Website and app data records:
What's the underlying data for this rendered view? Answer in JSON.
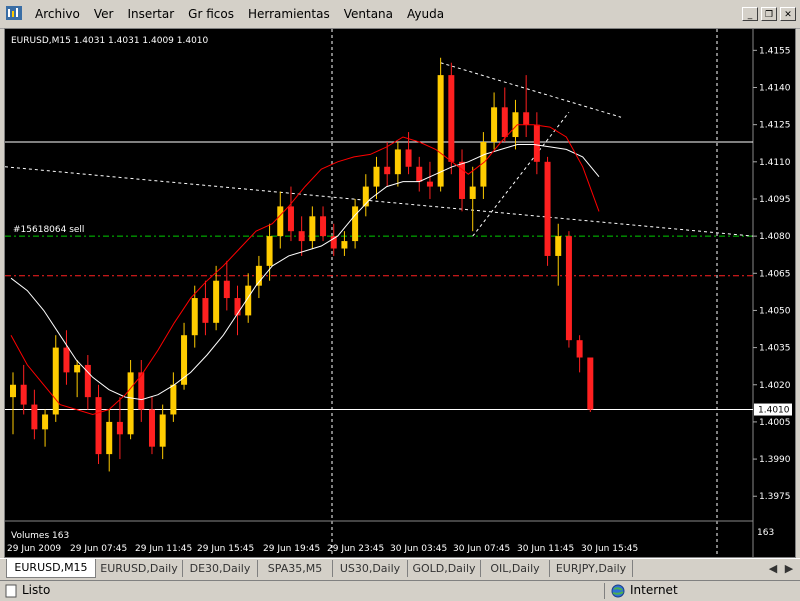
{
  "menu": {
    "items": [
      "Archivo",
      "Ver",
      "Insertar",
      "Gr ficos",
      "Herramientas",
      "Ventana",
      "Ayuda"
    ]
  },
  "chart": {
    "symbol_info": "EURUSD,M15  1.4031 1.4031 1.4009 1.4010",
    "order_label": "#15618064 sell",
    "current_price": "1.4010",
    "price_labels": [
      "1.4155",
      "1.4140",
      "1.4125",
      "1.4110",
      "1.4095",
      "1.4080",
      "1.4065",
      "1.4050",
      "1.4035",
      "1.4020",
      "1.4005",
      "1.3990",
      "1.3975"
    ],
    "volume_label": "Volumes 163",
    "volume_value": "163",
    "time_labels": [
      "29 Jun 2009",
      "29 Jun 07:45",
      "29 Jun 11:45",
      "29 Jun 15:45",
      "29 Jun 19:45",
      "29 Jun 23:45",
      "30 Jun 03:45",
      "30 Jun 07:45",
      "30 Jun 11:45",
      "30 Jun 15:45"
    ],
    "colors": {
      "bull": "#ffcc00",
      "bear": "#ff2020",
      "ma_fast": "#ff0000",
      "ma_slow": "#ffffff",
      "sl_line": "#ff2020",
      "order_line": "#00cc00"
    }
  },
  "tabs": [
    "EURUSD,M15",
    "EURUSD,Daily",
    "DE30,Daily",
    "SPA35,M5",
    "US30,Daily",
    "GOLD,Daily",
    "OIL,Daily",
    "EURJPY,Daily"
  ],
  "status": {
    "left": "Listo",
    "right": "Internet"
  },
  "chart_data": {
    "type": "candlestick",
    "price_range": [
      1.3965,
      1.4162
    ],
    "current_price": 1.401,
    "open_order_price": 1.408,
    "order_label": "#15618064 sell",
    "stop_line_price": 1.4064,
    "resistance_price": 1.4118,
    "support_price": 1.401,
    "ma_fast": [
      1.404,
      1.4028,
      1.402,
      1.4012,
      1.401,
      1.4008,
      1.401,
      1.4016,
      1.4024,
      1.4034,
      1.4045,
      1.4055,
      1.4062,
      1.4068,
      1.4075,
      1.4082,
      1.4085,
      1.4092,
      1.41,
      1.4107,
      1.411,
      1.4112,
      1.4113,
      1.4116,
      1.412,
      1.4118,
      1.4115,
      1.411,
      1.4105,
      1.411,
      1.4118,
      1.4125,
      1.4125,
      1.4124,
      1.412,
      1.4108,
      1.409
    ],
    "ma_slow": [
      1.4063,
      1.4058,
      1.405,
      1.404,
      1.403,
      1.4023,
      1.4018,
      1.4015,
      1.4014,
      1.4016,
      1.402,
      1.4025,
      1.4032,
      1.404,
      1.405,
      1.406,
      1.4068,
      1.4072,
      1.4074,
      1.4076,
      1.408,
      1.4088,
      1.4095,
      1.41,
      1.4102,
      1.4102,
      1.4105,
      1.4108,
      1.411,
      1.4113,
      1.4115,
      1.4117,
      1.4117,
      1.4116,
      1.4115,
      1.4112,
      1.4104
    ],
    "candles": [
      [
        1.4015,
        1.4025,
        1.4,
        1.402
      ],
      [
        1.402,
        1.4028,
        1.4008,
        1.4012
      ],
      [
        1.4012,
        1.4018,
        1.3998,
        1.4002
      ],
      [
        1.4002,
        1.401,
        1.3995,
        1.4008
      ],
      [
        1.4008,
        1.404,
        1.4005,
        1.4035
      ],
      [
        1.4035,
        1.4042,
        1.402,
        1.4025
      ],
      [
        1.4025,
        1.403,
        1.4015,
        1.4028
      ],
      [
        1.4028,
        1.4032,
        1.401,
        1.4015
      ],
      [
        1.4015,
        1.402,
        1.3988,
        1.3992
      ],
      [
        1.3992,
        1.401,
        1.3985,
        1.4005
      ],
      [
        1.4005,
        1.4015,
        1.399,
        1.4
      ],
      [
        1.4,
        1.403,
        1.3998,
        1.4025
      ],
      [
        1.4025,
        1.403,
        1.4005,
        1.401
      ],
      [
        1.401,
        1.4015,
        1.3992,
        1.3995
      ],
      [
        1.3995,
        1.4012,
        1.399,
        1.4008
      ],
      [
        1.4008,
        1.4025,
        1.4005,
        1.402
      ],
      [
        1.402,
        1.4045,
        1.4018,
        1.404
      ],
      [
        1.404,
        1.406,
        1.4035,
        1.4055
      ],
      [
        1.4055,
        1.4062,
        1.404,
        1.4045
      ],
      [
        1.4045,
        1.4068,
        1.4042,
        1.4062
      ],
      [
        1.4062,
        1.407,
        1.405,
        1.4055
      ],
      [
        1.4055,
        1.406,
        1.404,
        1.4048
      ],
      [
        1.4048,
        1.4065,
        1.4045,
        1.406
      ],
      [
        1.406,
        1.4072,
        1.4055,
        1.4068
      ],
      [
        1.4068,
        1.4085,
        1.4062,
        1.408
      ],
      [
        1.408,
        1.4098,
        1.4075,
        1.4092
      ],
      [
        1.4092,
        1.41,
        1.4078,
        1.4082
      ],
      [
        1.4082,
        1.4088,
        1.4072,
        1.4078
      ],
      [
        1.4078,
        1.4092,
        1.4075,
        1.4088
      ],
      [
        1.4088,
        1.4092,
        1.4078,
        1.408
      ],
      [
        1.408,
        1.4085,
        1.4072,
        1.4075
      ],
      [
        1.4075,
        1.4082,
        1.4072,
        1.4078
      ],
      [
        1.4078,
        1.4095,
        1.4075,
        1.4092
      ],
      [
        1.4092,
        1.4105,
        1.4088,
        1.41
      ],
      [
        1.41,
        1.4112,
        1.4095,
        1.4108
      ],
      [
        1.4108,
        1.4118,
        1.41,
        1.4105
      ],
      [
        1.4105,
        1.4118,
        1.41,
        1.4115
      ],
      [
        1.4115,
        1.4122,
        1.4105,
        1.4108
      ],
      [
        1.4108,
        1.4112,
        1.4098,
        1.4102
      ],
      [
        1.4102,
        1.411,
        1.4095,
        1.41
      ],
      [
        1.41,
        1.4152,
        1.4098,
        1.4145
      ],
      [
        1.4145,
        1.415,
        1.4105,
        1.411
      ],
      [
        1.411,
        1.4115,
        1.409,
        1.4095
      ],
      [
        1.4095,
        1.4108,
        1.4082,
        1.41
      ],
      [
        1.41,
        1.4122,
        1.4095,
        1.4118
      ],
      [
        1.4118,
        1.4138,
        1.4115,
        1.4132
      ],
      [
        1.4132,
        1.414,
        1.4118,
        1.412
      ],
      [
        1.412,
        1.4135,
        1.4115,
        1.413
      ],
      [
        1.413,
        1.4145,
        1.412,
        1.4125
      ],
      [
        1.4125,
        1.413,
        1.4105,
        1.411
      ],
      [
        1.411,
        1.4112,
        1.4068,
        1.4072
      ],
      [
        1.4072,
        1.4085,
        1.406,
        1.408
      ],
      [
        1.408,
        1.4082,
        1.4035,
        1.4038
      ],
      [
        1.4038,
        1.404,
        1.4025,
        1.4031
      ],
      [
        1.4031,
        1.4031,
        1.4009,
        1.401
      ]
    ],
    "volumes_label": "Volumes 163",
    "time_labels": [
      "29 Jun 2009",
      "29 Jun 07:45",
      "29 Jun 11:45",
      "29 Jun 15:45",
      "29 Jun 19:45",
      "29 Jun 23:45",
      "30 Jun 03:45",
      "30 Jun 07:45",
      "30 Jun 11:45",
      "30 Jun 15:45"
    ],
    "price_labels": [
      "1.4155",
      "1.4140",
      "1.4125",
      "1.4110",
      "1.4095",
      "1.4080",
      "1.4065",
      "1.4050",
      "1.4035",
      "1.4020",
      "1.4005",
      "1.3990",
      "1.3975"
    ]
  }
}
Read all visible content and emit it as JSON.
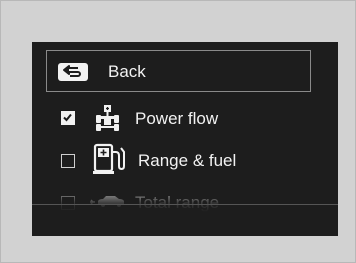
{
  "menu": {
    "back_label": "Back",
    "items": [
      {
        "label": "Power flow",
        "checked": true,
        "icon": "power-flow-icon"
      },
      {
        "label": "Range & fuel",
        "checked": false,
        "icon": "fuel-pump-icon"
      },
      {
        "label": "Total range",
        "checked": false,
        "icon": "car-icon"
      }
    ]
  },
  "colors": {
    "frame_background": "#d2d2d2",
    "screen_background": "#1d1d1d",
    "text": "#f2f2f2",
    "border": "#8a8a8a"
  }
}
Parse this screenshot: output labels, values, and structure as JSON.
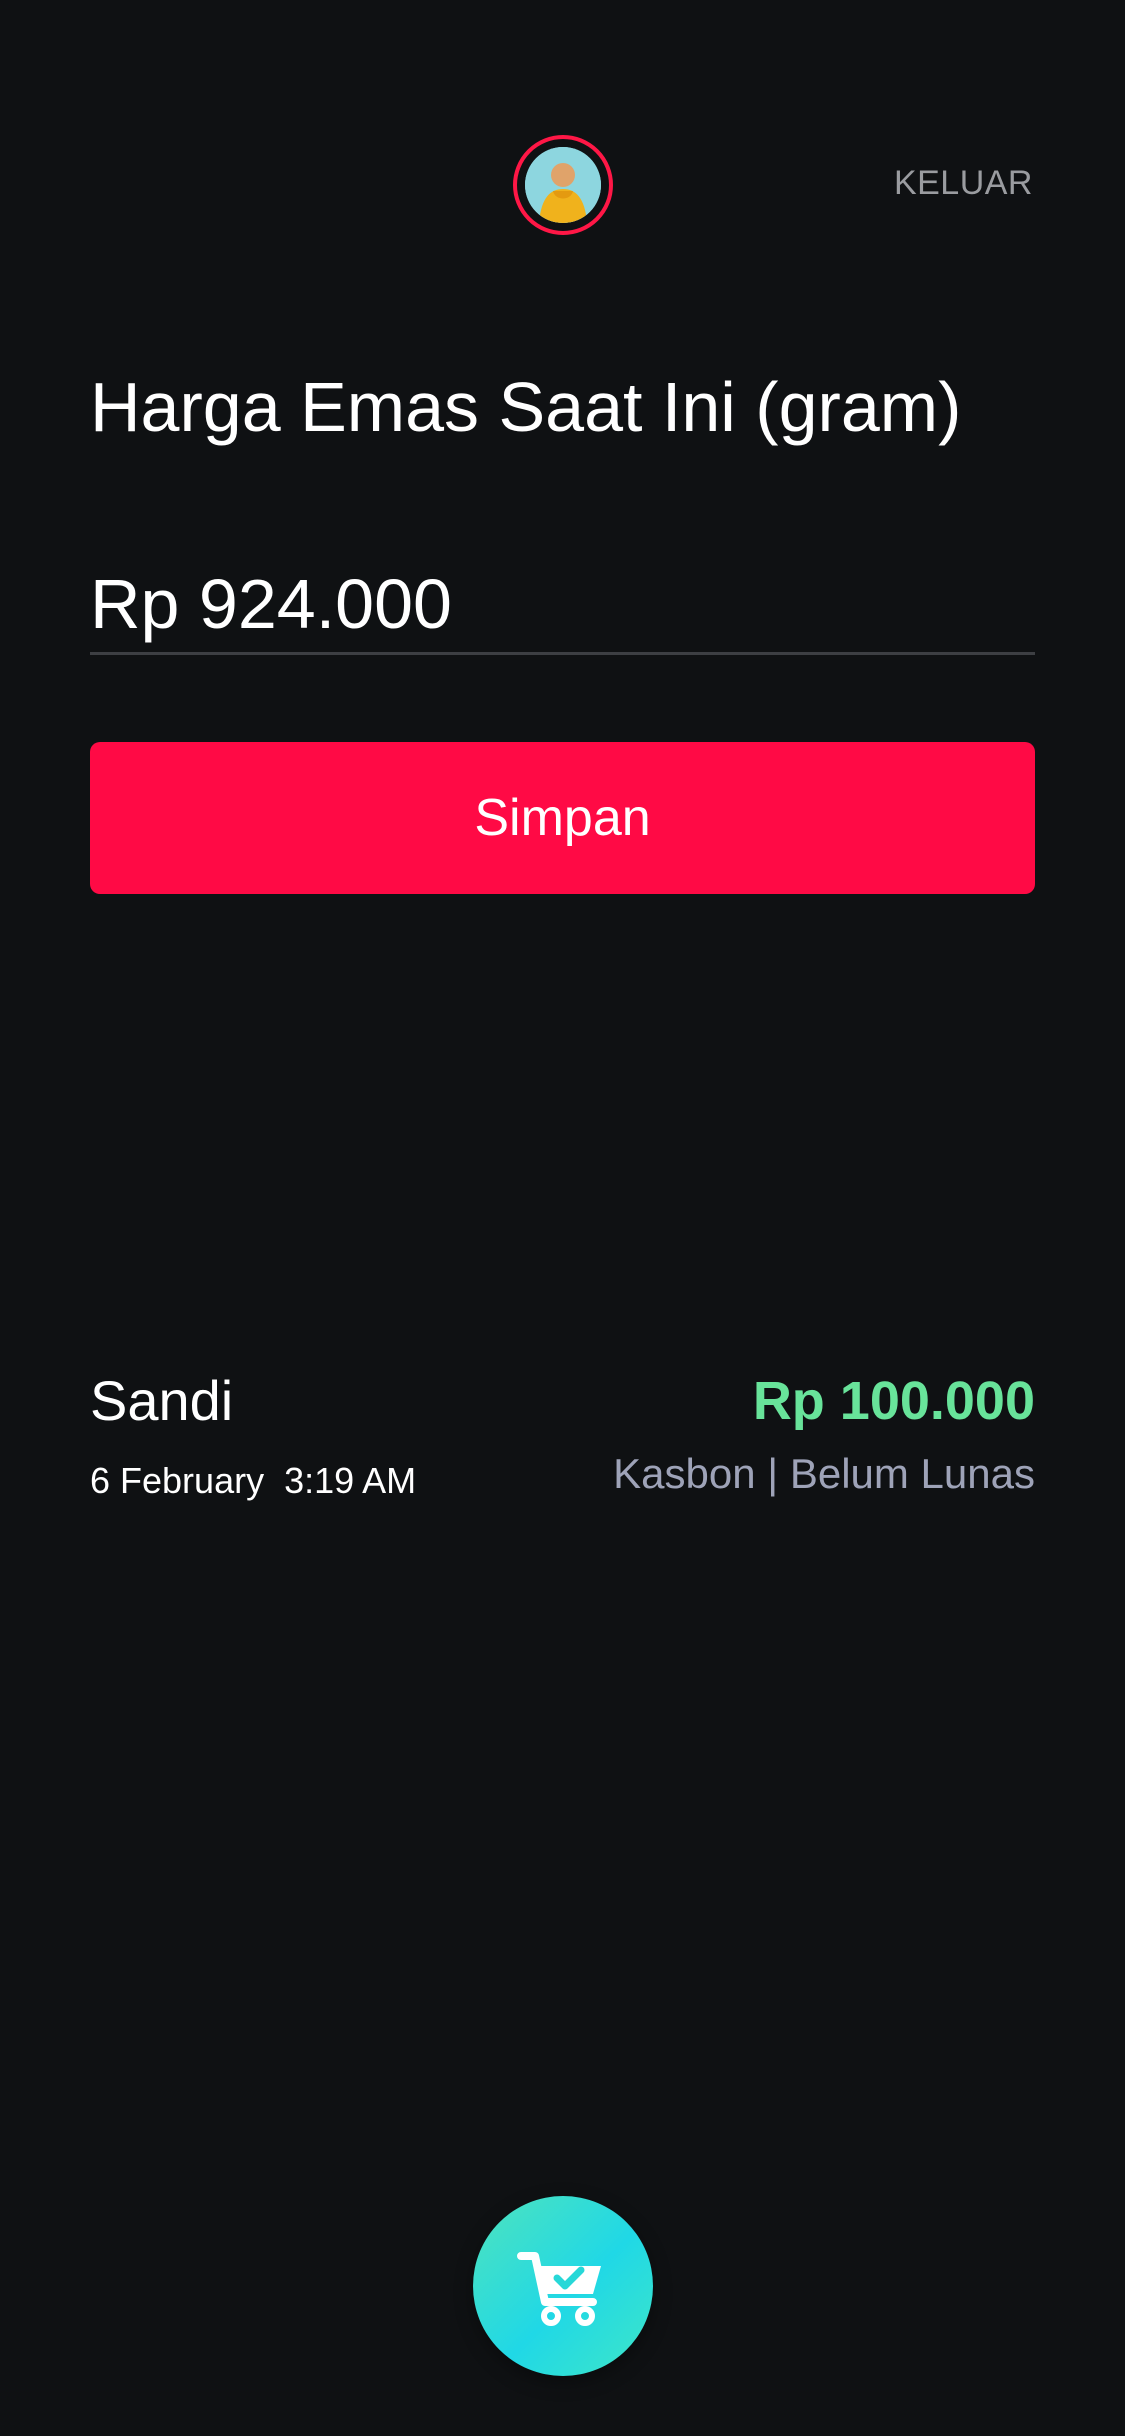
{
  "header": {
    "logout_label": "KELUAR"
  },
  "gold_price": {
    "title": "Harga Emas Saat Ini (gram)",
    "input_value": "Rp 924.000",
    "save_label": "Simpan"
  },
  "transactions": [
    {
      "name": "Sandi",
      "date": "6 February  3:19 AM",
      "amount": "Rp 100.000",
      "status": "Kasbon | Belum Lunas"
    }
  ],
  "colors": {
    "background": "#0f1113",
    "accent": "#ff0a45",
    "amount_positive": "#68e39a",
    "status_muted": "#9ea3b8",
    "fab_gradient_start": "#4fe3bd",
    "fab_gradient_end": "#20d8e6"
  },
  "icons": {
    "avatar": "user-avatar",
    "fab": "cart-check-icon"
  }
}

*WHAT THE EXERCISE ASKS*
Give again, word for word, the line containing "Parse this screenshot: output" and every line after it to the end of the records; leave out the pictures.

*RESPONSE BOX*
Parse this screenshot: output labels, values, and structure as JSON.
{
  "header": {
    "logout_label": "KELUAR"
  },
  "gold_price": {
    "title": "Harga Emas Saat Ini (gram)",
    "input_value": "Rp 924.000",
    "save_label": "Simpan"
  },
  "transactions": [
    {
      "name": "Sandi",
      "date": "6 February  3:19 AM",
      "amount": "Rp 100.000",
      "status": "Kasbon | Belum Lunas"
    }
  ],
  "colors": {
    "background": "#0f1113",
    "accent": "#ff0a45",
    "amount_positive": "#68e39a",
    "status_muted": "#9ea3b8",
    "fab_gradient_start": "#4fe3bd",
    "fab_gradient_end": "#20d8e6"
  },
  "icons": {
    "avatar": "user-avatar",
    "fab": "cart-check-icon"
  }
}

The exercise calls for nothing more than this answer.